High levels of use make social messaging brands stronger
Other social messaging players such as iMessage have reported that they are now processing over a billion messages per day, while Viber estimates that approximately 20 million picture messages are sent via its service each month. This indicates that the viral growth of such services has led to increased use, making brands such as WhatsApp and iMessage stronger. This in turn weakens mobile operator brands for messaging, as more consumers opt for social messaging over operator services.
Operators have recognized this dilution of their messaging brand value. Some are beginning to work with social messaging players: 3 Hong Kong and RCom have both partnered with WhatsApp, for example. Others have even come up with their own social messaging propositions, a key example being Telefonica’s TU Me.
These approaches aim to ensure that operators still have a foothold in the messaging industry, even if their SMS revenues are further cannibalized by the growth of social messaging. Further co-operation between operators and social messaging players will allow them to monetize these services, either through subscription plans or billing.
Operators are monetizing their OTT partnerships by charging for the use of OTT services on feature phones, and are also offering subscription-based packs for the unlimited use of OTT services while roaming. Early examples of this can be seen in WhatsApp’s partnerships with 3 Hong Kong and RCom.

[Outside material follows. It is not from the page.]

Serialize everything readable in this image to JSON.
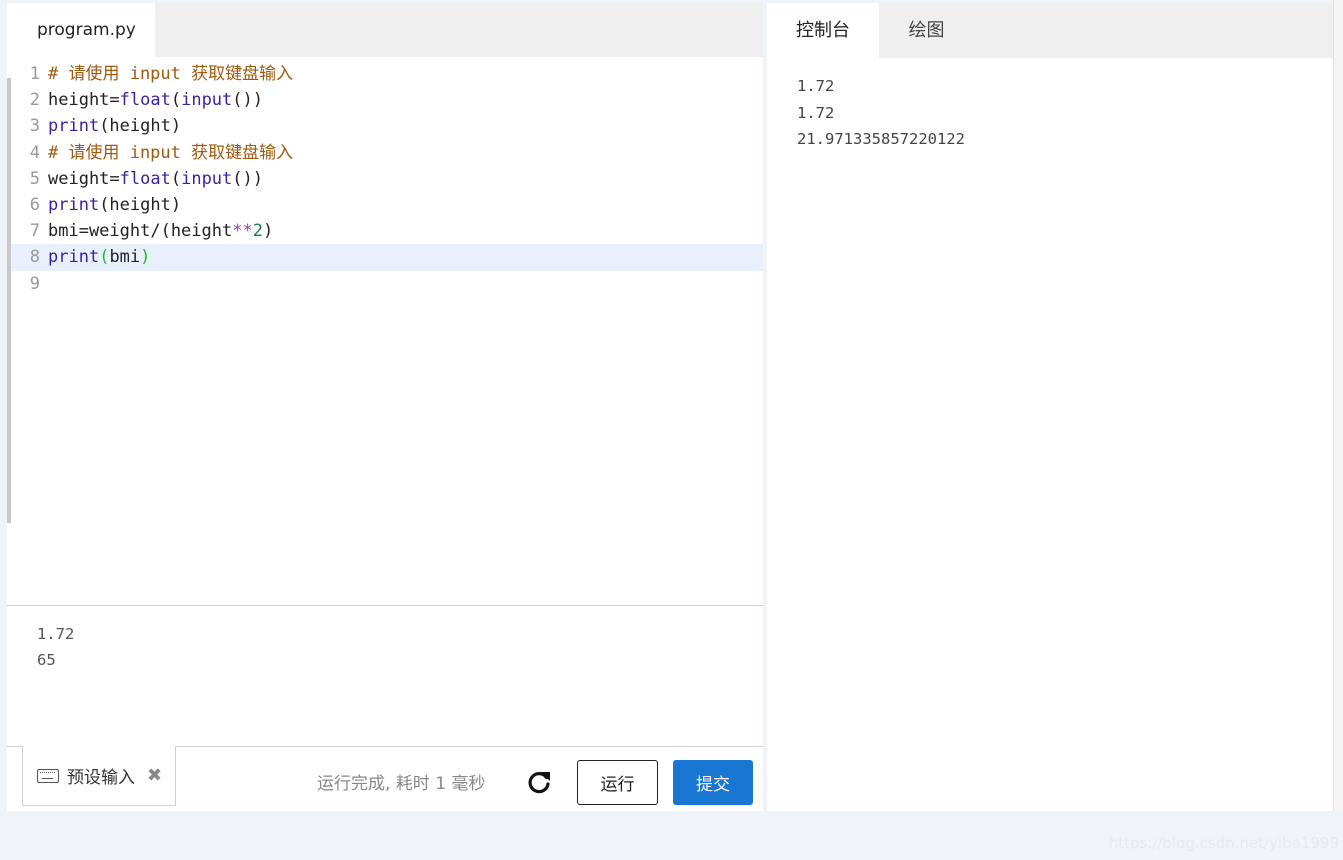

SMS traffic and revenue growth are beginning to slow down
Ovum estimates that mobile messaging traffic, which includes MMS and SMS, crossed the 7 trillion messages mark in 2012. However, the growth in traffic has begun to slow down considerably.
Messaging traffic grew by only 10% between 2011 and 2012, and is expected to fall to 7% by 2013. Ovum estimates that the availability of SMS replacement services will cause mobile messaging traffic to plateau by 2015, and to begin to decline in 2016.
Unlike SMS, MMS traffic will continue to grow until 2017. However, its contribution to total messaging traffic is only approximately 3%, and its growth will not significantly impact total mobile messaging traffic. Like SMS traffic, operators’ messaging revenues have been hit by social messaging players, and Ovum estimates that $23 billion in revenues were lost in 2012 alone.
Messaging was once a key contributor to operators’ non-voice revenues, with 53% of non-voice revenues coming from messaging in 2010. This figure will fall to 37% by 2017, and operators must hope that the shortfall will be met by revenues from mobile broadband.
Neha Dharia is an analyst for consumer telecoms at Ovum. For more information, visit